DIRECTED BY Takeshi Kitano
STARRING Miho Kanno, Hidetoshi Nishijima, Tatsuya Mihashi
Opens May 30, Cert 12, 113 mins
Based on the elaborate, expressive puppetry of Bunraku, a 300-year-old Japanese art from, this latest from Takeshi Kitano is an ambitious work featuring three interconnected stories. The first involves Matsumoto (Nishijima) and Sawako (Kanno), a couple known as the “bound beggars” who wander shabbily and aimlessly through a park, attached to each other by a long red cord. They present a bewildering, enigmatic, even laughable spectacle. But through heartbreaking flashbacks, we learn how this pair were once happy and well-heeled young lovers until Matsumoto was forced by his parents into a marriage of convenience with a young heiress. We’re then taken through the strange but logical sequence of events which lead inexorably to their present situation.
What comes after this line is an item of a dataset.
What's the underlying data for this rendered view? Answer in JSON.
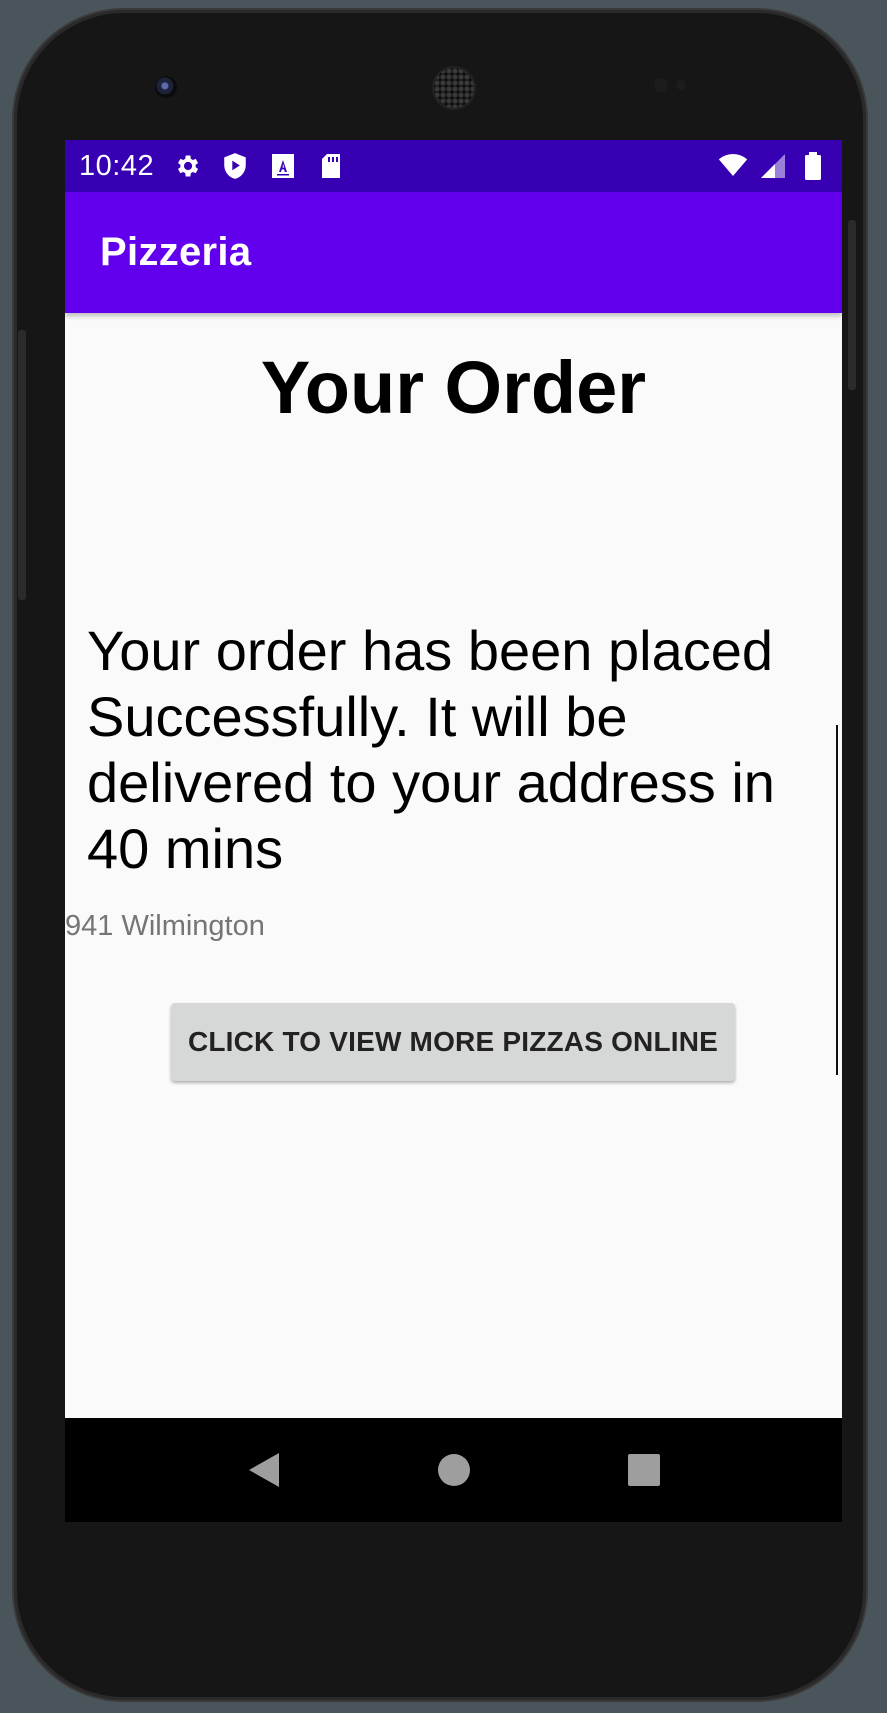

The second story involves a yakuza boss who, near the end of his life, finds himself pining for a girl he used to meet on a park bench for lunch each Saturday, whom he abandoned when he joined the mob. He returns to the park, 30 years on. There on the bench sits an eerily well-preserved middle-aged woman.
The third (and weakest) tale is of an insipid teen-pop starlet who loses her looks in a car accident but not the attentions of a stalker, who goes to extreme lengths to ingratiate himself with her.
These last two tales done with, Takeshi returns to his first couple and their seemingly futile meanderings through the seasons of the year. They exchange no words?reducing the film, effectively, to silent cinema. There is, we understand, nothing left for them to say to one another. Yet Takeshi gives us every reason to remain riveted to the pair, as slowly they wend towards the film’s striking, wintry conclusion.
Dolls hasn’t been greeted with universal praise. Some have accused Takeshi of self-indulgence, of mistaking cinematic longueurs for some sort of poetic intensity. But this is more than a series of gorgeously shot tableaux?the feelings Dolls evokes go way beyond the sentimental.
A deeply touching movie.